Read time: 5 minutes
- Ultra-processed foods are food products that undergo extensive industrial processing, often using additives, artificial ingredients, and refined substances.
- Eating too much ultra-processed food can contribute to health complications such as type 2 diabetes, cardiovascular disease, and obesity.
- Learn how to identify the four levels of food processing: minimally processed, processed culinary ingredients, processed, and ultra-processed.
Ultra-processed foods have become immensely popular in recent years. Their convenience, palatability, and long shelf life make them an easy option for busy people, including moms with young kids.
More than half—57% to be exact—of calories in the American adult diet come from ultra-processed food. The number is even higher for children. More than two-thirds—or 67%—of calories eaten by children and adolescents came from ultra-processed foods in 2018, up from 61% in 1999.
Grabbing a bag of chips on the way out the door or popping in a frozen pizza at the end of a long day can be tempting if you’ve been chasing after little ones all day.
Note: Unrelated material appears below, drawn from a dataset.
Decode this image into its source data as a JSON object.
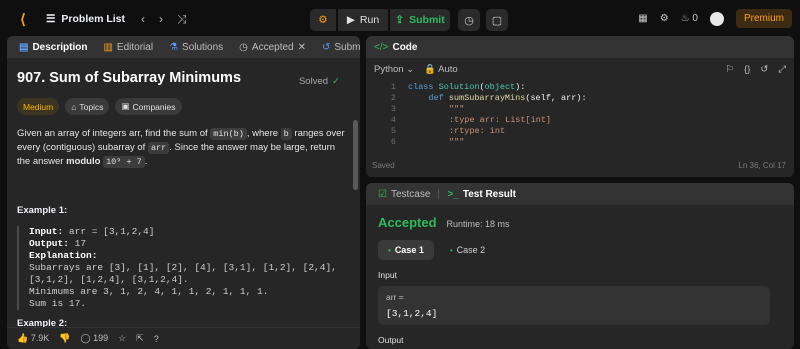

But relying on ultra-processed foods can have long-term consequences for your health and weight.
Research has shown a strong association between eating ultra-processed foods and various health issues, including obesity, cardiovascular disease, and type 2 diabetes. One long-term study found that children who eat mostly ultra-processed food are more likely to become overweight or obese in adulthood.
What is Ultra-Processed Food?
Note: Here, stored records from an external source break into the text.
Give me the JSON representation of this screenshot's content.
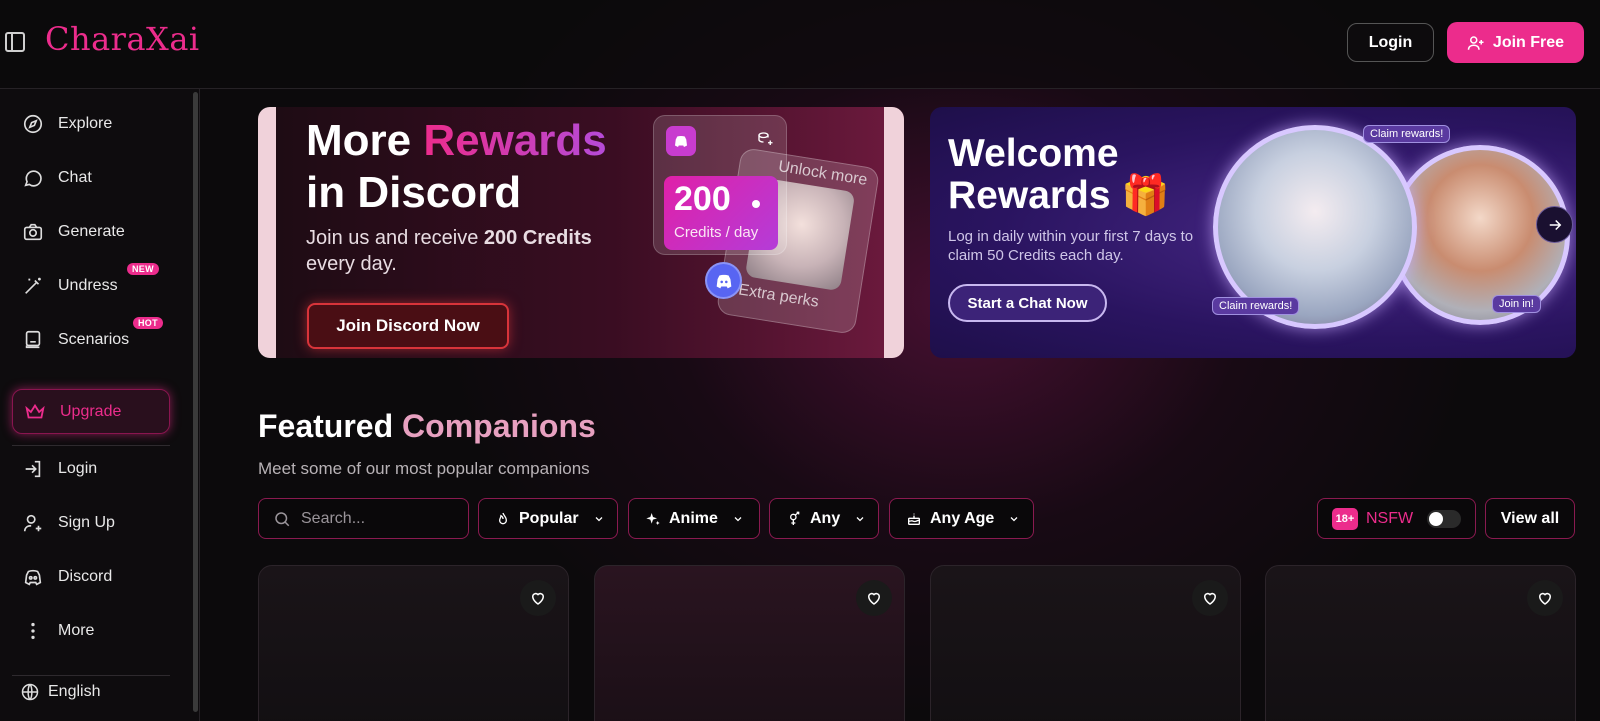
{
  "header": {
    "logo": "CharaXai",
    "login_label": "Login",
    "join_label": "Join Free"
  },
  "sidebar": {
    "items": [
      {
        "label": "Explore",
        "icon": "compass-icon"
      },
      {
        "label": "Chat",
        "icon": "chat-bubble-icon"
      },
      {
        "label": "Generate",
        "icon": "camera-icon"
      },
      {
        "label": "Undress",
        "icon": "magic-wand-icon",
        "badge": "NEW"
      },
      {
        "label": "Scenarios",
        "icon": "scenario-book-icon",
        "badge": "HOT"
      }
    ],
    "upgrade_label": "Upgrade",
    "account_items": [
      {
        "label": "Login",
        "icon": "login-icon"
      },
      {
        "label": "Sign Up",
        "icon": "user-plus-icon"
      },
      {
        "label": "Discord",
        "icon": "discord-icon"
      },
      {
        "label": "More",
        "icon": "more-vertical-icon"
      }
    ],
    "language": "English"
  },
  "banners": {
    "discord": {
      "title_line1_plain": "More ",
      "title_line1_accent": "Rewards",
      "title_line2": "in Discord",
      "subtitle_plain": "Join us and receive ",
      "subtitle_bold": "200 Credits",
      "subtitle_end": " every day.",
      "button_label": "Join Discord Now",
      "credits_value": "200",
      "credits_unit": "Credits / day",
      "unlock_text": "Unlock more",
      "extra_text": "Extra perks"
    },
    "welcome": {
      "title_line1": "Welcome",
      "title_line2": "Rewards",
      "subtitle": "Log in daily within your first 7 days to claim 50 Credits each day.",
      "button_label": "Start a Chat Now",
      "tag_claim_top": "Claim rewards!",
      "tag_claim_bottom": "Claim rewards!",
      "tag_join": "Join in!"
    }
  },
  "featured": {
    "title_plain": "Featured ",
    "title_accent": "Companions",
    "subtitle": "Meet some of our most popular companions",
    "search_placeholder": "Search...",
    "filters": [
      {
        "label": "Popular",
        "icon": "flame-icon"
      },
      {
        "label": "Anime",
        "icon": "sparkle-icon"
      },
      {
        "label": "Any",
        "icon": "gender-icon"
      },
      {
        "label": "Any Age",
        "icon": "cake-icon"
      }
    ],
    "nsfw_badge": "18+",
    "nsfw_label": "NSFW",
    "nsfw_enabled": false,
    "view_all_label": "View all"
  },
  "colors": {
    "accent": "#ec2c8c",
    "background": "#0c0a0c"
  }
}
Ultra-processed foods are food products that undergo extensive industrial processing, often using additives, artificial ingredients, emulsifiers, thickeners, colorings, and refined substances. These foods are typically ready-to-eat or require minimal preparation, making them convenient and tempting for busy people.
Ultra-processed food is engineered to be palatable or even hyperpalatable. They often contain little to no nutritional value and are typically high in calories, unhealthy fats, added sugars, and sodium. They’re commonly marketed as convenient and time-saving options.
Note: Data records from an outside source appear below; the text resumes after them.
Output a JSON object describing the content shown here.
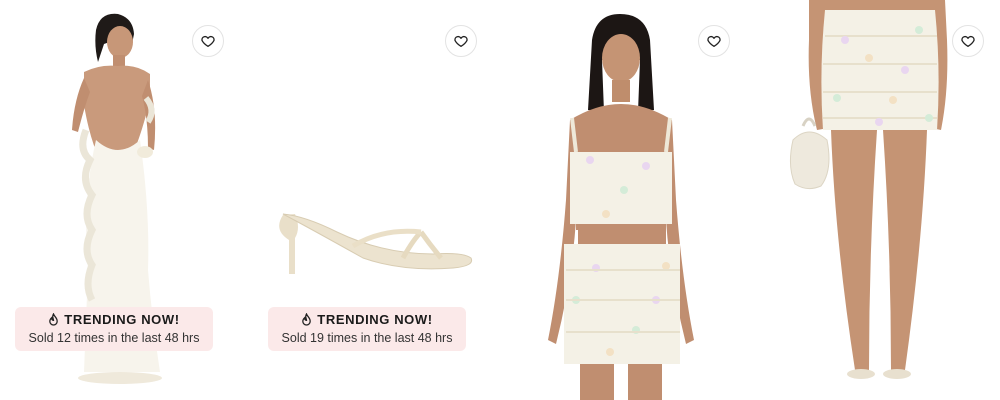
{
  "products": [
    {
      "name": "white-ruffle-backless-gown",
      "favorite_icon": "heart-outline-icon",
      "trending": {
        "icon": "flame-icon",
        "title": "TRENDING NOW!",
        "subtitle": "Sold 12 times in the last 48 hrs"
      }
    },
    {
      "name": "ivory-strappy-kitten-heel-sandal",
      "favorite_icon": "heart-outline-icon",
      "trending": {
        "icon": "flame-icon",
        "title": "TRENDING NOW!",
        "subtitle": "Sold 19 times in the last 48 hrs"
      }
    },
    {
      "name": "sequin-fringe-crop-top-and-skirt-set",
      "favorite_icon": "heart-outline-icon"
    },
    {
      "name": "sequin-fringe-mini-skirt",
      "favorite_icon": "heart-outline-icon"
    }
  ],
  "colors": {
    "badge_bg": "#fbe9e9",
    "dress": "#f7f4ec",
    "fringe": "#f4f1e6"
  }
}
It’s important to note that not all processed foods are considered ultra-processed. Minimally processed foods such as frozen fruits and vegetables, canned beans, or whole-grain bread can still be part of a healthy diet. The focus should be on reducing or avoiding highly processed options that lack nutritional value and have negative impacts on health when consumed excessively.
How Ultra-Processed Food Affects Your Health
There is no such thing as “good food” or “bad food.” It’s all about finding balance. But eating mostly ultra-processed foods can have a negative effect on your health and weight. These negative effects are cumulative and can vary depending on your individual diet pattern and overall lifestyle choices. Here are the top negative effects eating a diet heavy with ultra-processed foods can have on your health.
Encourages weight gain
Ultra-processed foods are designed to be addictive, packed with refined sugars, unhealthy fats, and artificial additives that can hijack your taste buds and lead to overconsumption. This can result in exceeding your daily calorie needs, ultimately leading to weight gain and increasing your risk of obesity.
Provides little nourishment
Ultra-processed foods are typically high in added sugars, unhealthy fats, and sodium, while being low in essential nutrients. These foods often lack the fiber, vitamins, and minerals that our bodies need to function optimally. By replacing these processed options with whole foods, you can provide your body with the nourishment it craves.
Increases the risk of chronic conditions
Studies have linked the consumption of ultra-processed foods to an increased risk of chronic conditions, including cardiovascular disease, type 2 diabetes, and certain types of cancer. These foods are associated with elevated blood pressure, unfavorable lipid profiles, and insulin resistance.
Disrupts appetite regulation
Ultra-processed foods are often designed to be highly palatable and can trigger addictive-like eating behaviors. They can override the body's natural hunger and fullness cues, leading to overeating and difficulty in maintaining a healthy weight. The lack of fiber and vitamins and minerals in these foods can further disrupt appetite regulation.
Contributes to inflammation
Ultra-processed foods have been linked to increased levels of inflammation in the body. Chronic inflammation is associated with a range of health issues, including cardiovascular disease, diabetes, and certain cancers. The additives, preservatives, and unhealthy fats present in ultra-processed foods can contribute to systemic inflammation.
The Four Levels of Food Processing
Foods can be broken down into four groups based on their level of processing. Being familiar with each group can help you start selecting foods that are closer to their natural form and lower in unwanted additives.
Unprocessed or Minimally Processed Foods
Processed Culinary Ingredients
The Bottom Line
By limiting ultra-processed foods and opting for whole, unprocessed alternatives, you can nourish your body and support a healthy weight. Remember to read labels, choose foods with recognizable ingredients, and prioritize whole foods that are rich in vitamins and minerals. Your journey towards a healthier lifestyle starts with small, intentional steps.
This article has been clinically reviewed by Hanna Rifkin, RD, CDCES, clinical health coach at One Drop.